WHAT YOU WILL DO
The answer must be every line below that contains the string "Office".

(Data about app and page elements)
==============================

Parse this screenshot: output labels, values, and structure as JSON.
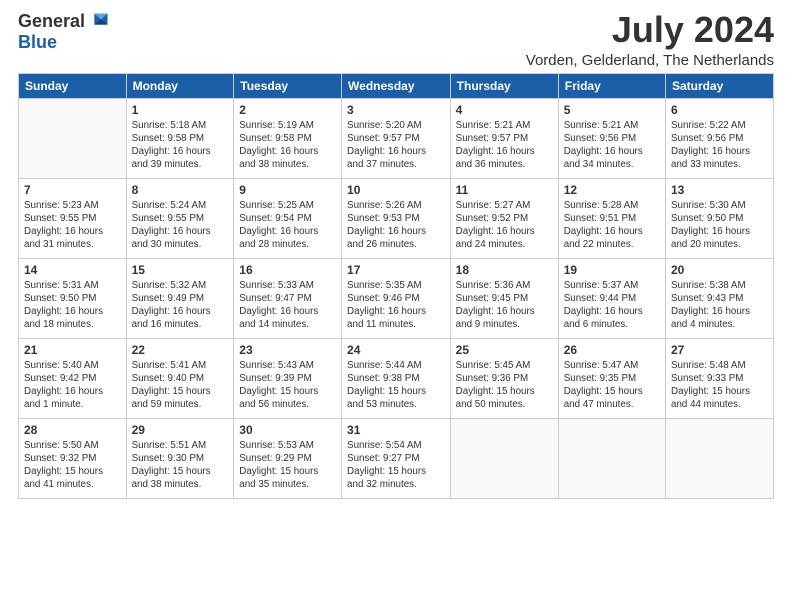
{
  "logo": {
    "general": "General",
    "blue": "Blue"
  },
  "title": "July 2024",
  "location": "Vorden, Gelderland, The Netherlands",
  "weekdays": [
    "Sunday",
    "Monday",
    "Tuesday",
    "Wednesday",
    "Thursday",
    "Friday",
    "Saturday"
  ],
  "weeks": [
    [
      {
        "day": "",
        "info": ""
      },
      {
        "day": "1",
        "info": "Sunrise: 5:18 AM\nSunset: 9:58 PM\nDaylight: 16 hours\nand 39 minutes."
      },
      {
        "day": "2",
        "info": "Sunrise: 5:19 AM\nSunset: 9:58 PM\nDaylight: 16 hours\nand 38 minutes."
      },
      {
        "day": "3",
        "info": "Sunrise: 5:20 AM\nSunset: 9:57 PM\nDaylight: 16 hours\nand 37 minutes."
      },
      {
        "day": "4",
        "info": "Sunrise: 5:21 AM\nSunset: 9:57 PM\nDaylight: 16 hours\nand 36 minutes."
      },
      {
        "day": "5",
        "info": "Sunrise: 5:21 AM\nSunset: 9:56 PM\nDaylight: 16 hours\nand 34 minutes."
      },
      {
        "day": "6",
        "info": "Sunrise: 5:22 AM\nSunset: 9:56 PM\nDaylight: 16 hours\nand 33 minutes."
      }
    ],
    [
      {
        "day": "7",
        "info": "Sunrise: 5:23 AM\nSunset: 9:55 PM\nDaylight: 16 hours\nand 31 minutes."
      },
      {
        "day": "8",
        "info": "Sunrise: 5:24 AM\nSunset: 9:55 PM\nDaylight: 16 hours\nand 30 minutes."
      },
      {
        "day": "9",
        "info": "Sunrise: 5:25 AM\nSunset: 9:54 PM\nDaylight: 16 hours\nand 28 minutes."
      },
      {
        "day": "10",
        "info": "Sunrise: 5:26 AM\nSunset: 9:53 PM\nDaylight: 16 hours\nand 26 minutes."
      },
      {
        "day": "11",
        "info": "Sunrise: 5:27 AM\nSunset: 9:52 PM\nDaylight: 16 hours\nand 24 minutes."
      },
      {
        "day": "12",
        "info": "Sunrise: 5:28 AM\nSunset: 9:51 PM\nDaylight: 16 hours\nand 22 minutes."
      },
      {
        "day": "13",
        "info": "Sunrise: 5:30 AM\nSunset: 9:50 PM\nDaylight: 16 hours\nand 20 minutes."
      }
    ],
    [
      {
        "day": "14",
        "info": "Sunrise: 5:31 AM\nSunset: 9:50 PM\nDaylight: 16 hours\nand 18 minutes."
      },
      {
        "day": "15",
        "info": "Sunrise: 5:32 AM\nSunset: 9:49 PM\nDaylight: 16 hours\nand 16 minutes."
      },
      {
        "day": "16",
        "info": "Sunrise: 5:33 AM\nSunset: 9:47 PM\nDaylight: 16 hours\nand 14 minutes."
      },
      {
        "day": "17",
        "info": "Sunrise: 5:35 AM\nSunset: 9:46 PM\nDaylight: 16 hours\nand 11 minutes."
      },
      {
        "day": "18",
        "info": "Sunrise: 5:36 AM\nSunset: 9:45 PM\nDaylight: 16 hours\nand 9 minutes."
      },
      {
        "day": "19",
        "info": "Sunrise: 5:37 AM\nSunset: 9:44 PM\nDaylight: 16 hours\nand 6 minutes."
      },
      {
        "day": "20",
        "info": "Sunrise: 5:38 AM\nSunset: 9:43 PM\nDaylight: 16 hours\nand 4 minutes."
      }
    ],
    [
      {
        "day": "21",
        "info": "Sunrise: 5:40 AM\nSunset: 9:42 PM\nDaylight: 16 hours\nand 1 minute."
      },
      {
        "day": "22",
        "info": "Sunrise: 5:41 AM\nSunset: 9:40 PM\nDaylight: 15 hours\nand 59 minutes."
      },
      {
        "day": "23",
        "info": "Sunrise: 5:43 AM\nSunset: 9:39 PM\nDaylight: 15 hours\nand 56 minutes."
      },
      {
        "day": "24",
        "info": "Sunrise: 5:44 AM\nSunset: 9:38 PM\nDaylight: 15 hours\nand 53 minutes."
      },
      {
        "day": "25",
        "info": "Sunrise: 5:45 AM\nSunset: 9:36 PM\nDaylight: 15 hours\nand 50 minutes."
      },
      {
        "day": "26",
        "info": "Sunrise: 5:47 AM\nSunset: 9:35 PM\nDaylight: 15 hours\nand 47 minutes."
      },
      {
        "day": "27",
        "info": "Sunrise: 5:48 AM\nSunset: 9:33 PM\nDaylight: 15 hours\nand 44 minutes."
      }
    ],
    [
      {
        "day": "28",
        "info": "Sunrise: 5:50 AM\nSunset: 9:32 PM\nDaylight: 15 hours\nand 41 minutes."
      },
      {
        "day": "29",
        "info": "Sunrise: 5:51 AM\nSunset: 9:30 PM\nDaylight: 15 hours\nand 38 minutes."
      },
      {
        "day": "30",
        "info": "Sunrise: 5:53 AM\nSunset: 9:29 PM\nDaylight: 15 hours\nand 35 minutes."
      },
      {
        "day": "31",
        "info": "Sunrise: 5:54 AM\nSunset: 9:27 PM\nDaylight: 15 hours\nand 32 minutes."
      },
      {
        "day": "",
        "info": ""
      },
      {
        "day": "",
        "info": ""
      },
      {
        "day": "",
        "info": ""
      }
    ]
  ]
}
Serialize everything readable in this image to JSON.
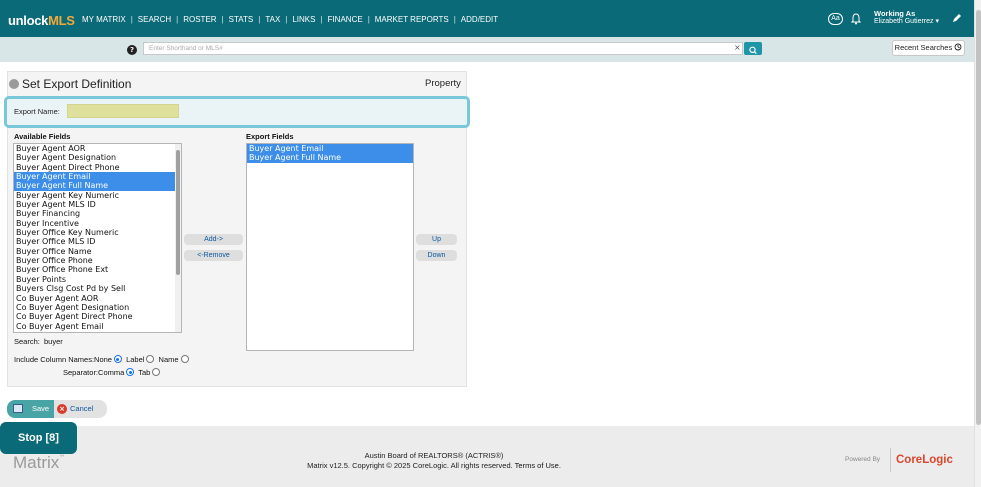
{
  "brand": {
    "logo_unlock": "unlock",
    "logo_mls": "MLS"
  },
  "nav": [
    "MY MATRIX",
    "SEARCH",
    "ROSTER",
    "STATS",
    "TAX",
    "LINKS",
    "FINANCE",
    "MARKET REPORTS",
    "ADD/EDIT"
  ],
  "header": {
    "font_size_btn": "Aa",
    "working_as_label": "Working As",
    "user_name": "Elizabeth Gutierrez ▾"
  },
  "search": {
    "placeholder": "Enter Shorthand or MLS#",
    "clear": "×",
    "recent_label": "Recent Searches"
  },
  "export": {
    "title": "Set Export Definition",
    "property_label": "Property",
    "export_name_label": "Export Name:",
    "export_name_value": "",
    "available_fields_label": "Available Fields",
    "export_fields_label": "Export Fields",
    "available_fields": [
      {
        "label": "Buyer Agent AOR",
        "selected": false
      },
      {
        "label": "Buyer Agent Designation",
        "selected": false
      },
      {
        "label": "Buyer Agent Direct Phone",
        "selected": false
      },
      {
        "label": "Buyer Agent Email",
        "selected": true
      },
      {
        "label": "Buyer Agent Full Name",
        "selected": true
      },
      {
        "label": "Buyer Agent Key Numeric",
        "selected": false
      },
      {
        "label": "Buyer Agent MLS ID",
        "selected": false
      },
      {
        "label": "Buyer Financing",
        "selected": false
      },
      {
        "label": "Buyer Incentive",
        "selected": false
      },
      {
        "label": "Buyer Office Key Numeric",
        "selected": false
      },
      {
        "label": "Buyer Office MLS ID",
        "selected": false
      },
      {
        "label": "Buyer Office Name",
        "selected": false
      },
      {
        "label": "Buyer Office Phone",
        "selected": false
      },
      {
        "label": "Buyer Office Phone Ext",
        "selected": false
      },
      {
        "label": "Buyer Points",
        "selected": false
      },
      {
        "label": "Buyers Clsg Cost Pd by Sell",
        "selected": false
      },
      {
        "label": "Co Buyer Agent AOR",
        "selected": false
      },
      {
        "label": "Co Buyer Agent Designation",
        "selected": false
      },
      {
        "label": "Co Buyer Agent Direct Phone",
        "selected": false
      },
      {
        "label": "Co Buyer Agent Email",
        "selected": false
      }
    ],
    "export_fields": [
      {
        "label": "Buyer Agent Email",
        "selected": true
      },
      {
        "label": "Buyer Agent Full Name",
        "selected": true
      }
    ],
    "add_label": "Add->",
    "remove_label": "<-Remove",
    "up_label": "Up",
    "down_label": "Down",
    "search_label": "Search:",
    "search_value": "buyer",
    "include_column_names_label": "Include Column Names:",
    "col_opt_none": "None",
    "col_opt_label": "Label",
    "col_opt_name": "Name",
    "separator_label": "Separator:",
    "sep_opt_comma": "Comma",
    "sep_opt_tab": "Tab"
  },
  "actions": {
    "save_label": "Save",
    "cancel_label": "Cancel",
    "cancel_icon": "×"
  },
  "footer": {
    "matrix_label": "Matrix",
    "tm": "™",
    "line1": "Austin Board of REALTORS® (ACTRIS®)",
    "line2": "Matrix v12.5. Copyright © 2025 CoreLogic. All rights reserved.",
    "terms": "Terms of Use.",
    "powered_by": "Powered By",
    "corelogic": "CoreLogic"
  },
  "stop_button": "Stop [8]",
  "help_icon": "?",
  "colors": {
    "brand_teal": "#0b6a77",
    "selected_blue": "#3d8ee8",
    "export_name_yellow": "#dfe09b",
    "corelogic_red": "#d9462f"
  }
}
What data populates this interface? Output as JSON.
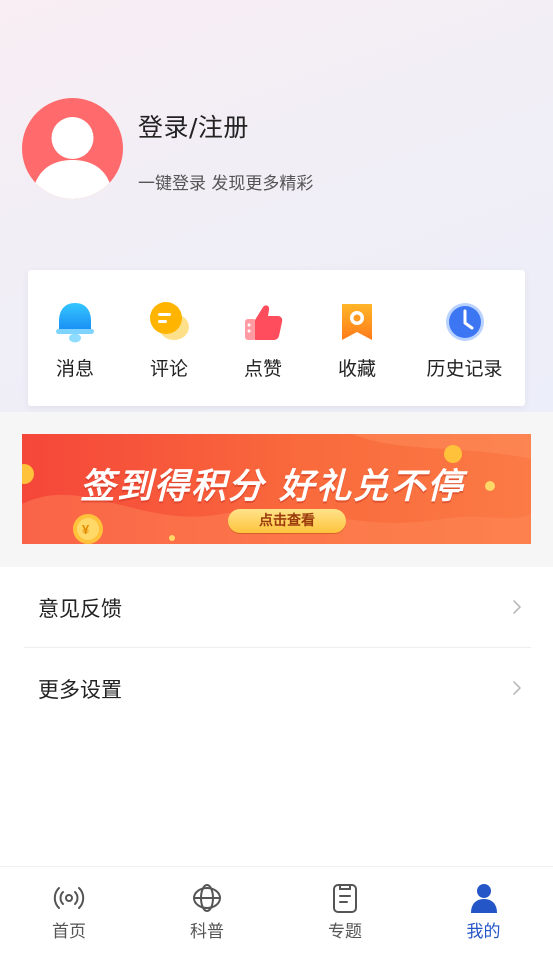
{
  "profile": {
    "title": "登录/注册",
    "subtitle": "一键登录 发现更多精彩"
  },
  "actions": [
    {
      "label": "消息",
      "icon": "bell-icon"
    },
    {
      "label": "评论",
      "icon": "comment-icon"
    },
    {
      "label": "点赞",
      "icon": "thumbs-up-icon"
    },
    {
      "label": "收藏",
      "icon": "bookmark-icon"
    },
    {
      "label": "历史记录",
      "icon": "clock-icon"
    }
  ],
  "banner": {
    "title": "签到得积分 好礼兑不停",
    "cta": "点击查看"
  },
  "list": [
    {
      "label": "意见反馈"
    },
    {
      "label": "更多设置"
    }
  ],
  "tabs": [
    {
      "label": "首页",
      "icon": "broadcast-icon",
      "active": false
    },
    {
      "label": "科普",
      "icon": "globe-icon",
      "active": false
    },
    {
      "label": "专题",
      "icon": "document-icon",
      "active": false
    },
    {
      "label": "我的",
      "icon": "user-icon",
      "active": true
    }
  ],
  "colors": {
    "accent": "#2456c8",
    "avatar": "#ff6b6c",
    "banner": "#f5463a"
  }
}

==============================

SOLUTION FOR THIS TASK
        "label": "Buyer Office Key Numeric",
        "label": "Buyer Office MLS ID",
        "label": "Buyer Office Name",
        "label": "Buyer Office Phone",
        "label": "Buyer Office Phone Ext",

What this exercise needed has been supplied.